    Seek and ye shall find. quaere et invenies.

    "Simplicity does not precede complexity, but follows it." -- Alan Perlis
    "Testing can only prove the presence of bugs, not their absence." -- Edsger Dijkstra
    "The only real mistake is the one from which we learn nothing." -- John Powell


    Other boards: DaniWeb, TPS
    Unofficial Wiki FAQ: cpwiki.sf.net

    My website: http://dwks.theprogrammingsite.com/
    Projects: codeform, xuni, atlantis, nort, etc.

  11. #11
    Registered User
    Join Date
    Oct 2007
    Posts
    62
    Quote Originally Posted by dwks View Post
    You really don't need all of that memory. You could get by with a for loop body like this:
    Code:
    		num = min + (i * interval);
    		printf( "  %3d squared  =  %5d\n", num, num * num);
    Thank you. I understand.

    Quote Originally Posted by dwks View Post
    Code:
    	//numSize = ((max - min) / interval ) + 1; //this works
    	numSize =  ceil( (float) (max - min) / interval )  + 1; //this doesnt
    Do you have the header file math.h included? If not, the compiler might not be aware of what ceil returns and assume it returns an int and mess up royally.
    That did it. I did not include it. Thank you greatly. rookie error (still wearing tightie whities - hope to be in boxers soon!) thanks again

Popular pages Recent additions subscribe to a feed

Similar Threads

  1. how do you resolve this error?
    By -EquinoX- in forum C Programming
    Replies: 32
    Last Post: 11-05-2008, 03:35 PM
  2. pointers, structures, and malloc
    By lugnut in forum C Programming
    Replies: 24
    Last Post: 10-09-2008, 04:52 PM
  3. Replies: 0
    Last Post: 03-20-2008, 07:59 AM
  4. ras.h errors
    By Trent_Easton in forum Windows Programming
    Replies: 8
    Last Post: 07-15-2005, 10:52 PM
  5. qwerty/azerty keyboard type problem + question about loop.
    By Robin Hood in forum C++ Programming
    Replies: 9
    Last Post: 07-22-2002, 01:03 PM

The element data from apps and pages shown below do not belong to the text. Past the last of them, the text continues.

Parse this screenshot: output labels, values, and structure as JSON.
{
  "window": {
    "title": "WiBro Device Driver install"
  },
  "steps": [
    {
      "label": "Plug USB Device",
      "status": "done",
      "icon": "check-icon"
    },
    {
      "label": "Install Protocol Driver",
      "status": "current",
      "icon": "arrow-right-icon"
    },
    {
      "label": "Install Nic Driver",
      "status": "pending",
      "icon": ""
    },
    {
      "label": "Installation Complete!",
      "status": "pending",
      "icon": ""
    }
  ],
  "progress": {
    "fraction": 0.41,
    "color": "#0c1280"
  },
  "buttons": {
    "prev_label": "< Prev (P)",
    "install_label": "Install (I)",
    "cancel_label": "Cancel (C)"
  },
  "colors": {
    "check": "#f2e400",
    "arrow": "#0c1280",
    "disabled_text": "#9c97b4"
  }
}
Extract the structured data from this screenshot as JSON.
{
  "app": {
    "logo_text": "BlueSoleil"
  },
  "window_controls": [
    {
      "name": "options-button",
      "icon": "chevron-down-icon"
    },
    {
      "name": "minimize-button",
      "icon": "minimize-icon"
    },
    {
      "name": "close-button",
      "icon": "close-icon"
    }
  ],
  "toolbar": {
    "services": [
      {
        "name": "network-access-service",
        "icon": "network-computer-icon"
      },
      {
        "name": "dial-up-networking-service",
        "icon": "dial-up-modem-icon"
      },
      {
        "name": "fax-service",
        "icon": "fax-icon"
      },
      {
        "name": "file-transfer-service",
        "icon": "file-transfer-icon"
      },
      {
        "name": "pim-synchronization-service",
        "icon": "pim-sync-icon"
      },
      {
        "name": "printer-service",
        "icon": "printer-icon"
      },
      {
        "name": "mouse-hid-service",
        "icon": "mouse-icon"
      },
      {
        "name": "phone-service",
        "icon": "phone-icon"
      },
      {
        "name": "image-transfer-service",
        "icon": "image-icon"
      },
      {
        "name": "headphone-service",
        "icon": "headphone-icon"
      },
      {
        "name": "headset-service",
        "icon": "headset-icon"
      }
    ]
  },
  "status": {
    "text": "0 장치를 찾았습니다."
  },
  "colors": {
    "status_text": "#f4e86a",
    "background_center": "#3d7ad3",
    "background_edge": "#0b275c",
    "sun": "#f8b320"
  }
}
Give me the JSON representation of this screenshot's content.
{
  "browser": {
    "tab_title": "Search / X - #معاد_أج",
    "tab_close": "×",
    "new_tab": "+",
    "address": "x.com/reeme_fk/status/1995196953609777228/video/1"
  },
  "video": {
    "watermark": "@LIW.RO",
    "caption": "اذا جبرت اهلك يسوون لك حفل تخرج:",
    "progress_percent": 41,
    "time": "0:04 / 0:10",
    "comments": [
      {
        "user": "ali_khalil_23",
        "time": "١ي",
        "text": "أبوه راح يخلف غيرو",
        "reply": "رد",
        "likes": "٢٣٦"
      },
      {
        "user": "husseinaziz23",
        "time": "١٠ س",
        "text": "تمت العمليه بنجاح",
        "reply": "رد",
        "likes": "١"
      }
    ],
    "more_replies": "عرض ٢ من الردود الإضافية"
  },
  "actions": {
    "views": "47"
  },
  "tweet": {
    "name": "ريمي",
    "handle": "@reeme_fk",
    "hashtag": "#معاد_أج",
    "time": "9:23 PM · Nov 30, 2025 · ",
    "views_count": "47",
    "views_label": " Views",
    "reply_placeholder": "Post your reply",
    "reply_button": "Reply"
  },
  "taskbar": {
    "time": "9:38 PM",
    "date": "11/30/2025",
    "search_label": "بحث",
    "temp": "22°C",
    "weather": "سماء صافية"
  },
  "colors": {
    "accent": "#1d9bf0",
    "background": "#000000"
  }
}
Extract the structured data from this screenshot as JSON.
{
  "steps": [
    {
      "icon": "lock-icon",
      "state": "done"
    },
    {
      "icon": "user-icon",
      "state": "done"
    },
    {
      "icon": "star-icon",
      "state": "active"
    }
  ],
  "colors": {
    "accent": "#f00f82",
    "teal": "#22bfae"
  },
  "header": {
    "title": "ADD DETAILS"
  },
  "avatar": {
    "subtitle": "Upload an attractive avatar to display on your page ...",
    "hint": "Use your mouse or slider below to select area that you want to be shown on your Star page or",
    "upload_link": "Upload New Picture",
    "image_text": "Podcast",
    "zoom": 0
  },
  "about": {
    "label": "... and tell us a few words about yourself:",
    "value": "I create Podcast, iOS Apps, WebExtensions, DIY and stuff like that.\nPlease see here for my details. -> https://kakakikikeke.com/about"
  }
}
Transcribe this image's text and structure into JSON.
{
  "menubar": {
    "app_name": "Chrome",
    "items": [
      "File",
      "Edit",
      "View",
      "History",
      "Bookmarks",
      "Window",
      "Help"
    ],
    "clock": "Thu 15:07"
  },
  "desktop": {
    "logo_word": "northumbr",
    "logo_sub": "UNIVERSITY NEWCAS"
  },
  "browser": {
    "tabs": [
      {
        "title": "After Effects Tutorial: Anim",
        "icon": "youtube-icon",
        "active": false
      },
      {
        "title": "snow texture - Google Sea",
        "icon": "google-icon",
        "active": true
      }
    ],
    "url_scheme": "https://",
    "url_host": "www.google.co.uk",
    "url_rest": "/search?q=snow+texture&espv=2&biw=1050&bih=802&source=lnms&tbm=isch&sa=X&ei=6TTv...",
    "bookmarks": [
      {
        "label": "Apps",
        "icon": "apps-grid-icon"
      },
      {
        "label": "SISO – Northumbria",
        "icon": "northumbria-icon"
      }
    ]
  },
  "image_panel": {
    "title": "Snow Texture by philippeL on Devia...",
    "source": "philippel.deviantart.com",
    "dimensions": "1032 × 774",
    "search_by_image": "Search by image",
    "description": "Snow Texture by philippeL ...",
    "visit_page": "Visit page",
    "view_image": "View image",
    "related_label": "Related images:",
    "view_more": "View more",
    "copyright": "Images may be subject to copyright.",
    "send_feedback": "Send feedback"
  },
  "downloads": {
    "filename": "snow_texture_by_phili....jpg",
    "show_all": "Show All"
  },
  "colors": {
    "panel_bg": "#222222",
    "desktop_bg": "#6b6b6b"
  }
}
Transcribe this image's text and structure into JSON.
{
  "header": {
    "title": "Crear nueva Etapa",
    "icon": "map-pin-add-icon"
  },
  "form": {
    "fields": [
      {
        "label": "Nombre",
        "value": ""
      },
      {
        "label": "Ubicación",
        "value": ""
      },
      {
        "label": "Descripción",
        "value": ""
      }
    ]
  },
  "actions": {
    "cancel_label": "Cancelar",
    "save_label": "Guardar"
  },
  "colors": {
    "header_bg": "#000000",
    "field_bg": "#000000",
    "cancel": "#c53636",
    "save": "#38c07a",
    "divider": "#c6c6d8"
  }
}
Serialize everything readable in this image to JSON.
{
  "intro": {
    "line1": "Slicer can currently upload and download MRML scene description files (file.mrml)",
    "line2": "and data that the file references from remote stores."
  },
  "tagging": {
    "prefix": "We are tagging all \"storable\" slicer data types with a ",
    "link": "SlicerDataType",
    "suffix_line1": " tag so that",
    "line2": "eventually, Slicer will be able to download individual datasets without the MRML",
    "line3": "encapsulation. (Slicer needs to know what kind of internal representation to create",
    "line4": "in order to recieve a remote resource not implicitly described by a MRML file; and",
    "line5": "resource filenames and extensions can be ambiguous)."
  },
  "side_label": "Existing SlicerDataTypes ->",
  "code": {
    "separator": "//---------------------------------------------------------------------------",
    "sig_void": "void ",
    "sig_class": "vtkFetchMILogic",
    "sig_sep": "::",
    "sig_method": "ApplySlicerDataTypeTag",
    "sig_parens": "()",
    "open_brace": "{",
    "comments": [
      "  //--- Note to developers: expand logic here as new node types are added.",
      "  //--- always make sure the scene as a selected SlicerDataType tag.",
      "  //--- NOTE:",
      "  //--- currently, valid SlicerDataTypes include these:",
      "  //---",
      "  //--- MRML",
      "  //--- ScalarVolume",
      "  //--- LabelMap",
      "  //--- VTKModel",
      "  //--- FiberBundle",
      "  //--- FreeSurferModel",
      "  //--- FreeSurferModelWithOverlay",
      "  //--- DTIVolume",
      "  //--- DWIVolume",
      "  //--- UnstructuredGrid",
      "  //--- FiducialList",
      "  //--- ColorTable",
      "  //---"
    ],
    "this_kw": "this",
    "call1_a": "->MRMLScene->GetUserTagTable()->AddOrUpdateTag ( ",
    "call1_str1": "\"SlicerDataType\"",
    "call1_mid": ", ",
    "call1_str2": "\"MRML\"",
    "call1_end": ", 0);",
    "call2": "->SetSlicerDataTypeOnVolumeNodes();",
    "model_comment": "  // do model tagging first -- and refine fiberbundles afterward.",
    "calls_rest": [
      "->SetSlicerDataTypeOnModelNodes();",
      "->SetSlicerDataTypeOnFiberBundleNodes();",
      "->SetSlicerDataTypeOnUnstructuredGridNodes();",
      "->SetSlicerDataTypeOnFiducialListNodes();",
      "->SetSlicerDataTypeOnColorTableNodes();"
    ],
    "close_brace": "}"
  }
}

1 2 3 4 5 6 7 8 9 10 11 12 13 14 15 16 17 18 19 20 21